Under certain conditions, requesting consent to process personal data is also not necessary if the interests of the AUAS override those of the data subject, or if refraining from requesting consent is necessary in order to protect the vital interests of the data subject (legitimate interests).

Who within the AUAS is allowed to process which personal data in what way depends on the nature of the employee's role and the tasks for which he or she is responsible. For instance, some employees are authorised to access personal data by virtue of their position, while other employees are allowed to not only access personal data, but also to modify it.

An employee cannot process personal data at his or her discretion: each form of processing is dictated by the legal framework and – if necessary – its further elaboration in AUAS rules and guidelines.

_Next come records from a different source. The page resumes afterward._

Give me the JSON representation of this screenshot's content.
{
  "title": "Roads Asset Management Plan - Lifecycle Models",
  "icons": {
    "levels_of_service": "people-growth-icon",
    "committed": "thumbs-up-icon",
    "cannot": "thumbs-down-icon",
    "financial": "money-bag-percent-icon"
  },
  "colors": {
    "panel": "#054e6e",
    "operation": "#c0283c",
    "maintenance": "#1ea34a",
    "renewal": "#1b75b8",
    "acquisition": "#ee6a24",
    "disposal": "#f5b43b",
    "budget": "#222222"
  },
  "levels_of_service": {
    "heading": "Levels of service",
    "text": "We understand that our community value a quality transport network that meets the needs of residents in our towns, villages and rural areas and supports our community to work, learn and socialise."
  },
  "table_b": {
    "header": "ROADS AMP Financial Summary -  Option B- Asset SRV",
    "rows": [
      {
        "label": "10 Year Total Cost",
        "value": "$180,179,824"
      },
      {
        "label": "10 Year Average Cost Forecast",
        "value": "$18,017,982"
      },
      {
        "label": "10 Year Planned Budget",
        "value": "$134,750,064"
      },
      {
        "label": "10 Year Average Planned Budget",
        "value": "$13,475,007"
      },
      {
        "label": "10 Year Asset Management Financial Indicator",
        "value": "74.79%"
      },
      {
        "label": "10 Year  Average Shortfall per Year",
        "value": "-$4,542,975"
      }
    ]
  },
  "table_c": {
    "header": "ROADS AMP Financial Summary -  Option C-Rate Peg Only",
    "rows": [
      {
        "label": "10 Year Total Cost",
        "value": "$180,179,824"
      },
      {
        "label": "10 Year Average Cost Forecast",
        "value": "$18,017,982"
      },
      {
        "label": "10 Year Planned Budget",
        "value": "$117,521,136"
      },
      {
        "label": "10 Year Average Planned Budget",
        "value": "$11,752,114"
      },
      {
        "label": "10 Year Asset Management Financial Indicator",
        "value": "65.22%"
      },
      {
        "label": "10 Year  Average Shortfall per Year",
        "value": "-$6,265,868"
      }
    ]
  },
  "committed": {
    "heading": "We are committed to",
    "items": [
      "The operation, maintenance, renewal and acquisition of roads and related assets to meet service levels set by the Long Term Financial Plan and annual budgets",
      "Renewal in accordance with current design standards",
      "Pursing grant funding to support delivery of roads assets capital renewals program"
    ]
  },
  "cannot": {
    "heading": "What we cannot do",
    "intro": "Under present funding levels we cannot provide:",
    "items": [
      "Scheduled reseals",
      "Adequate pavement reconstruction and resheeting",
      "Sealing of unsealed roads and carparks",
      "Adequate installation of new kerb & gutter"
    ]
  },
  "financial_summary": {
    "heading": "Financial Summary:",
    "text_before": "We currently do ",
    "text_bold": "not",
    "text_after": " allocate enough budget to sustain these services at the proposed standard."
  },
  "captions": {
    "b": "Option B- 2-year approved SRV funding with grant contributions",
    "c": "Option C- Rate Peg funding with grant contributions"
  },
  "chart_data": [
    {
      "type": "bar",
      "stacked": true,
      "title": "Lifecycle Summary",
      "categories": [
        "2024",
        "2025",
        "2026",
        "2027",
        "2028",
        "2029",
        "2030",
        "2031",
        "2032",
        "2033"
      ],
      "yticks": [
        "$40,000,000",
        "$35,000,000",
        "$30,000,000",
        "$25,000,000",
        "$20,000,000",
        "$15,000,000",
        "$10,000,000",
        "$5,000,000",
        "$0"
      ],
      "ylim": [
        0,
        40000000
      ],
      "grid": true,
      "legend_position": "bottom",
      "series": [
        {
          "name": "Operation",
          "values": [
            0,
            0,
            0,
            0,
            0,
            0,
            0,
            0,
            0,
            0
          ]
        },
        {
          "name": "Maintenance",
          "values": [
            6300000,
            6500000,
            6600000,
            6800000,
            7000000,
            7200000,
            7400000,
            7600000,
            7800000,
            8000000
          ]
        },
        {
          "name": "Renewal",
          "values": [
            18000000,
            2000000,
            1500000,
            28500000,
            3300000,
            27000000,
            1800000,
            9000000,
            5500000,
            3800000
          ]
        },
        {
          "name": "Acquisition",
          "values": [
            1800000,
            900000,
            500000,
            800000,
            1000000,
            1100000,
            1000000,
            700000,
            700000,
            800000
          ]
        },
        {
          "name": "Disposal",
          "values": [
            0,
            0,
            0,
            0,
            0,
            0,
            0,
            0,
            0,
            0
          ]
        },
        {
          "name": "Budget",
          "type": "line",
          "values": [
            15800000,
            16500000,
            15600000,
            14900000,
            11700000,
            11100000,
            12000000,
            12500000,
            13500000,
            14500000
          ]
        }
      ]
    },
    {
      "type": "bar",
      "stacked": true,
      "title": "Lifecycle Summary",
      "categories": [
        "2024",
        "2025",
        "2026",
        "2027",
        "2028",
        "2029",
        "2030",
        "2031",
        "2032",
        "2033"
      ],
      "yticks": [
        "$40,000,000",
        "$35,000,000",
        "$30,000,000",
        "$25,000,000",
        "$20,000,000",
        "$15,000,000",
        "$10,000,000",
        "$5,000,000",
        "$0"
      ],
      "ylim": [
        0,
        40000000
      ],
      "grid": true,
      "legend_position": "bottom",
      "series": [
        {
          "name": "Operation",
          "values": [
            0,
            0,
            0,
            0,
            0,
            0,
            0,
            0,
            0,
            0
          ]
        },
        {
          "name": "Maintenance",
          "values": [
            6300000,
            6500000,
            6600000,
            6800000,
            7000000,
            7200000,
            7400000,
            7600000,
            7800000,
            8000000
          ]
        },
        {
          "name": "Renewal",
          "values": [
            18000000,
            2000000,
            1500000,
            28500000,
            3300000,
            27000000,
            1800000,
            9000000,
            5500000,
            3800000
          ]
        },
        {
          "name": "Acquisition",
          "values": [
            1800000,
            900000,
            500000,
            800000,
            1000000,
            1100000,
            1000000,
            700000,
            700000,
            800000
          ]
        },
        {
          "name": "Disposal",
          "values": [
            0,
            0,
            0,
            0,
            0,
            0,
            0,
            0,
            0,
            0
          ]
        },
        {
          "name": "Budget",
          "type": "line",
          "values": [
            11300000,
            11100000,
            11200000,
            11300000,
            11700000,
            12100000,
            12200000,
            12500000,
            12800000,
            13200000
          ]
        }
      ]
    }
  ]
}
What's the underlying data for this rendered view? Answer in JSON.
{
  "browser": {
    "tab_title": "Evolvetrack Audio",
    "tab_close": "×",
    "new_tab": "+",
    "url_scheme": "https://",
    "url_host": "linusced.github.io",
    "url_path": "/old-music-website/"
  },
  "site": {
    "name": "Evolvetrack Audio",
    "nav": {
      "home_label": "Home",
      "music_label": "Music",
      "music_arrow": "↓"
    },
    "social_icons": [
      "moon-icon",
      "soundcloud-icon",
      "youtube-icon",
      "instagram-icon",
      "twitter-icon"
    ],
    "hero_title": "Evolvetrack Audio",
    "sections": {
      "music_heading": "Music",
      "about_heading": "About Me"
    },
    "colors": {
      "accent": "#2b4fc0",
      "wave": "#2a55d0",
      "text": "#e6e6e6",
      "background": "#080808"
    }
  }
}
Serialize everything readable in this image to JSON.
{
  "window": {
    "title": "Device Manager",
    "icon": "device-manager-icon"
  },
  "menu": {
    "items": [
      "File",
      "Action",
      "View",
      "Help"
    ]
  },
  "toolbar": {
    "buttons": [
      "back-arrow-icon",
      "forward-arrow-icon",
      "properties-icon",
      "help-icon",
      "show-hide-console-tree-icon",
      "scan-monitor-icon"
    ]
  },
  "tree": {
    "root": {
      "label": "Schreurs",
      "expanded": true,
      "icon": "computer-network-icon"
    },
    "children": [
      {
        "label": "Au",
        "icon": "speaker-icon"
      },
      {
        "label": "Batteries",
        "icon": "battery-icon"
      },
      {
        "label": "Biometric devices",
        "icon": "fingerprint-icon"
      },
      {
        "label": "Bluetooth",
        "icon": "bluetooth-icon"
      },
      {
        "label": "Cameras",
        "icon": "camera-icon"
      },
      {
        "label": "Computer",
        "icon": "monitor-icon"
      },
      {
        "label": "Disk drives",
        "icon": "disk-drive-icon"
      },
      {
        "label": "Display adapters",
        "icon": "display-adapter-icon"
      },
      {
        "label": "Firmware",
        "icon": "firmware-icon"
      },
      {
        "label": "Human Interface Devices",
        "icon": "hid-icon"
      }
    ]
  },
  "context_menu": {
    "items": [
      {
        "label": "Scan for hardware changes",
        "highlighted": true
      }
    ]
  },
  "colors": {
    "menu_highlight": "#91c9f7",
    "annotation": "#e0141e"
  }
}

In order to carry out its regular operations, the AUAS is permitted to make copies of identity documents. This is allowed under tax regulations and under the Dutch Higher Education and Research Act (Wet op het hoger onderwijs en wetenschappelijk onderzoek). The AUAS can also ask you to provide proof of identity, for instance if you submit a request to access your personal data. The AUAS must verify that the identity of the person requesting access matches that of the person connected to the personal data in question. Presenting a copy of an identity document is not always sufficient. When it comes to student enrolment, for instance, the AUAS may ask students to show the original identity document.

AUAS email addresses and student ID numbers are personal data, since they provide access to other personal data such as a person's date of birth, address, academic results and so on. In some cases student ID numbers are shared with other controllers, for example with DUO or another educational institution when students participate in exchanges and minors. Student ID numbers can also be shared with another controller if the students concerned have given their explicit consent or if the AUAS has outsourced the processing to a processor. In the latter case, the working arrangement will be based on a processing agreement in order to safeguard the processing.

Email addresses are provided to allow the AUAS as an educational institution/employer to communicate with data subjects and to give data subjects the opportunity to communicate with one another in a professional context. The AUAS does not provide email addresses to third parties (e.g. for commercial purposes), because these are intended to facilitate communication between the AUAS, students and employees, and not to allow third parties to communicate with AUAS students and staff.

For internal data subjects (e.g. staff and students), you do not need to ask for their explicit consent to send them newsletters or mailings.

This is different for external data subjects. If you can demonstrate that someone has given consent in the past (with evidence that can be traced back to the person concerned), you do not need to request consent again. If you cannot prove that a person has actively subscribed, then you must make a new request for consent and archive this consent as well.

If prior consent cannot be proved:

  • Before sending the next newsletter or mailing, you must ask external data subjects to give their consent for you to continue contacting them for the purpose of that newsletter or mailing, for example via a reply to the email.
  • Be sure to then register this consent.
  • For those who do not give their consent, please delete all details relating to these data subjects from your records.
  • By default, an opt-out option must be provided in each newsletter or mailing (e.g. an ‘unsubscribe’ button at the bottom of the newsletter or mailing). This in any case was already a mandatory requirement.

Please note: the opt-out option is also required for newsletters and mailings sent to recipients who have previously given their consent, so check that your current newsletters and mailings contain this option by default.

Published by  Legal Affairs 12 June 2018